Your answer must be the listing, given again word for word.
-*-*-
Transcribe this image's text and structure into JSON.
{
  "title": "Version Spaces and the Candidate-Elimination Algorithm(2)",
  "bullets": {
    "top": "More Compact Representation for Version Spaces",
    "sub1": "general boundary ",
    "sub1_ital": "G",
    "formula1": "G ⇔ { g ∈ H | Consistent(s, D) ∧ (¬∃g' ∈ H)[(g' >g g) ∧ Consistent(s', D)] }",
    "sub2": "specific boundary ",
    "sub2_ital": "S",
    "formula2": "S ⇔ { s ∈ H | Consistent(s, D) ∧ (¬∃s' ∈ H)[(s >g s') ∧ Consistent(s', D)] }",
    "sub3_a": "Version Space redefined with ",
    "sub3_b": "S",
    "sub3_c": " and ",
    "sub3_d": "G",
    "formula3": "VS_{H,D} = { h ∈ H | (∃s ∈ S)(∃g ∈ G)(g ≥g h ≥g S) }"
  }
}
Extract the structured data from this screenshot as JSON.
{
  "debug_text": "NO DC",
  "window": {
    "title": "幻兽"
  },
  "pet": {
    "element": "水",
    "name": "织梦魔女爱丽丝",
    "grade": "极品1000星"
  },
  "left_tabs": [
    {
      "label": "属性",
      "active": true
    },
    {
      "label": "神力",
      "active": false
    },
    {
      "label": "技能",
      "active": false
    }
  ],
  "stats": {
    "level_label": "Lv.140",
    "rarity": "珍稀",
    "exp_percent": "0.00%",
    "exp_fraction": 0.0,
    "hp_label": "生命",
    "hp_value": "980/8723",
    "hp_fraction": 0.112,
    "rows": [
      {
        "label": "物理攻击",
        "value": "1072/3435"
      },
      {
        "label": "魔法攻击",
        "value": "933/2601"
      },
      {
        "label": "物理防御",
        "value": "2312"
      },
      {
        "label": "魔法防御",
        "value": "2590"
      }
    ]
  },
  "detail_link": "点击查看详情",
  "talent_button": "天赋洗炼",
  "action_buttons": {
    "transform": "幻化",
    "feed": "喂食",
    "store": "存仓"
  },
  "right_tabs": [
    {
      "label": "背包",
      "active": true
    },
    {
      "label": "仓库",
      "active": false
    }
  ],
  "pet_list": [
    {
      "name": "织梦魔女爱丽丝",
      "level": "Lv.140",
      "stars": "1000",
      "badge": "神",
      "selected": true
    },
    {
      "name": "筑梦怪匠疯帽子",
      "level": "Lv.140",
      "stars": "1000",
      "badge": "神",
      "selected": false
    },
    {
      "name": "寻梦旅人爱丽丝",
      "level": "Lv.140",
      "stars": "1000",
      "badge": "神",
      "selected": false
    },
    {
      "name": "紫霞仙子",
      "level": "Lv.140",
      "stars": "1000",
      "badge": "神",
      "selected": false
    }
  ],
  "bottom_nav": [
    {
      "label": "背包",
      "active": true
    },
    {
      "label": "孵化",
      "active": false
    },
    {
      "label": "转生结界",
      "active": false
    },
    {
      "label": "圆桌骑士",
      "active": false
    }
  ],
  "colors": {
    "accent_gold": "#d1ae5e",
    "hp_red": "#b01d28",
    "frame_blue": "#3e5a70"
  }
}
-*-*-
### Completed task
Transcribe this image's text and structure into JSON.
{
  "title": "Version Spaces and the Candidate-Elimination Algorithm(2)",
  "bullets": {
    "top": "More Compact Representation for Version Spaces",
    "sub1": "general boundary ",
    "sub1_ital": "G",
    "formula1": "G ⇔ { g ∈ H | Consistent(s, D) ∧ (¬∃g' ∈ H)[(g' >g g) ∧ Consistent(s', D)] }",
    "sub2": "specific boundary ",
    "sub2_ital": "S",
    "formula2": "S ⇔ { s ∈ H | Consistent(s, D) ∧ (¬∃s' ∈ H)[(s >g s') ∧ Consistent(s', D)] }",
    "sub3_a": "Version Space redefined with ",
    "sub3_b": "S",
    "sub3_c": " and ",
    "sub3_d": "G",
    "formula3": "VS_{H,D} = { h ∈ H | (∃s ∈ S)(∃g ∈ G)(g ≥g h ≥g S) }"
  }
}
Extract the structured data from this screenshot as JSON.
{
  "debug_text": "NO DC",
  "window": {
    "title": "幻兽"
  },
  "pet": {
    "element": "水",
    "name": "织梦魔女爱丽丝",
    "grade": "极品1000星"
  },
  "left_tabs": [
    {
      "label": "属性",
      "active": true
    },
    {
      "label": "神力",
      "active": false
    },
    {
      "label": "技能",
      "active": false
    }
  ],
  "stats": {
    "level_label": "Lv.140",
    "rarity": "珍稀",
    "exp_percent": "0.00%",
    "exp_fraction": 0.0,
    "hp_label": "生命",
    "hp_value": "980/8723",
    "hp_fraction": 0.112,
    "rows": [
      {
        "label": "物理攻击",
        "value": "1072/3435"
      },
      {
        "label": "魔法攻击",
        "value": "933/2601"
      },
      {
        "label": "物理防御",
        "value": "2312"
      },
      {
        "label": "魔法防御",
        "value": "2590"
      }
    ]
  },
  "detail_link": "点击查看详情",
  "talent_button": "天赋洗炼",
  "action_buttons": {
    "transform": "幻化",
    "feed": "喂食",
    "store": "存仓"
  },
  "right_tabs": [
    {
      "label": "背包",
      "active": true
    },
    {
      "label": "仓库",
      "active": false
    }
  ],
  "pet_list": [
    {
      "name": "织梦魔女爱丽丝",
      "level": "Lv.140",
      "stars": "1000",
      "badge": "神",
      "selected": true
    },
    {
      "name": "筑梦怪匠疯帽子",
      "level": "Lv.140",
      "stars": "1000",
      "badge": "神",
      "selected": false
    },
    {
      "name": "寻梦旅人爱丽丝",
      "level": "Lv.140",
      "stars": "1000",
      "badge": "神",
      "selected": false
    },
    {
      "name": "紫霞仙子",
      "level": "Lv.140",
      "stars": "1000",
      "badge": "神",
      "selected": false
    }
  ],
  "bottom_nav": [
    {
      "label": "背包",
      "active": true
    },
    {
      "label": "孵化",
      "active": false
    },
    {
      "label": "转生结界",
      "active": false
    },
    {
      "label": "圆桌骑士",
      "active": false
    }
  ],
  "colors": {
    "accent_gold": "#d1ae5e",
    "hp_red": "#b01d28",
    "frame_blue": "#3e5a70"
  }
}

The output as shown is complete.